▶ **DATA EXCERPTS**:

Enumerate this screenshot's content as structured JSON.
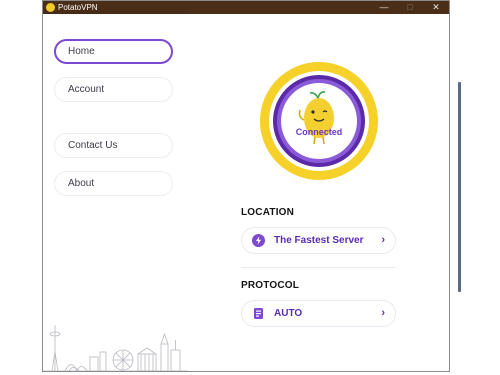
{
  "window": {
    "title": "PotatoVPN",
    "minimize": "—",
    "maximize": "□",
    "close": "✕"
  },
  "sidebar": {
    "items": [
      {
        "label": "Home"
      },
      {
        "label": "Account"
      },
      {
        "label": "Contact Us"
      },
      {
        "label": "About"
      }
    ],
    "active": "Home"
  },
  "status": {
    "label": "Connected"
  },
  "location": {
    "title": "LOCATION",
    "value": "The Fastest Server",
    "icon": "bolt-icon"
  },
  "protocol": {
    "title": "PROTOCOL",
    "value": "AUTO",
    "icon": "protocol-icon"
  },
  "colors": {
    "accent": "#7c49d0",
    "ring_outer": "#f6d12a",
    "ring_inner": "#6c35c9",
    "titlebar": "#4a2e18"
  }
}
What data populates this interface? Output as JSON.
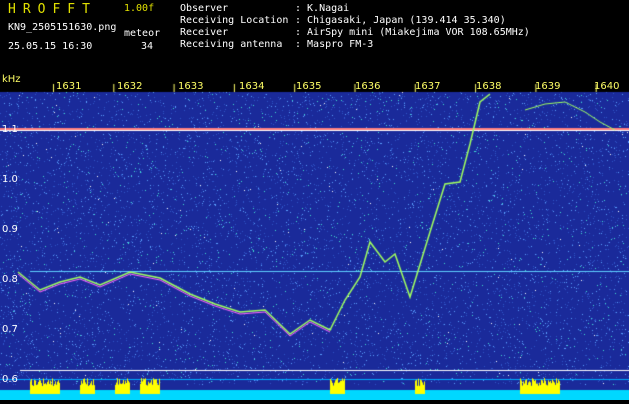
{
  "header": {
    "logo": "HROFFT",
    "version": "1.00f",
    "filename": "KN9_2505151630.png",
    "datetime": "25.05.15 16:30",
    "meteor_label": "meteor",
    "meteor_count": "34",
    "fields": [
      {
        "label": "Observer",
        "value": ": K.Nagai"
      },
      {
        "label": "Receiving Location",
        "value": ": Chigasaki, Japan (139.414 35.340)"
      },
      {
        "label": "Receiver",
        "value": ": AirSpy mini (Miakejima VOR 108.65MHz)"
      },
      {
        "label": "Receiving antenna",
        "value": ": Maspro FM-3"
      }
    ]
  },
  "spectrogram": {
    "y_unit": "kHz",
    "time_ticks": [
      "1631",
      "1632",
      "1633",
      "1634",
      "1635",
      "1636",
      "1637",
      "1638",
      "1639",
      "1640"
    ],
    "freq_ticks": [
      "1.1",
      "1.0",
      "0.9",
      "0.8",
      "0.7",
      "0.6"
    ],
    "colors": {
      "background": "#1a2a9a",
      "noise": "#5aa0ff",
      "carrier": "#ff8080",
      "trace": "#80ff80",
      "baseline": "#00d8ff",
      "burst": "#ffff00"
    }
  }
}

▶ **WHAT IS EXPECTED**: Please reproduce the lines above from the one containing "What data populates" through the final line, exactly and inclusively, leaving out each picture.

▶ **REPLY TO THE EXERCISE**:
What data populates this interface? Output as JSON.
{
  "header": {
    "logo": "HROFFT",
    "version": "1.00f",
    "filename": "KN9_2505151630.png",
    "datetime": "25.05.15 16:30",
    "meteor_label": "meteor",
    "meteor_count": "34",
    "fields": [
      {
        "label": "Observer",
        "value": ": K.Nagai"
      },
      {
        "label": "Receiving Location",
        "value": ": Chigasaki, Japan (139.414 35.340)"
      },
      {
        "label": "Receiver",
        "value": ": AirSpy mini (Miakejima VOR 108.65MHz)"
      },
      {
        "label": "Receiving antenna",
        "value": ": Maspro FM-3"
      }
    ]
  },
  "spectrogram": {
    "y_unit": "kHz",
    "time_ticks": [
      "1631",
      "1632",
      "1633",
      "1634",
      "1635",
      "1636",
      "1637",
      "1638",
      "1639",
      "1640"
    ],
    "freq_ticks": [
      "1.1",
      "1.0",
      "0.9",
      "0.8",
      "0.7",
      "0.6"
    ],
    "colors": {
      "background": "#1a2a9a",
      "noise": "#5aa0ff",
      "carrier": "#ff8080",
      "trace": "#80ff80",
      "baseline": "#00d8ff",
      "burst": "#ffff00"
    }
  }
}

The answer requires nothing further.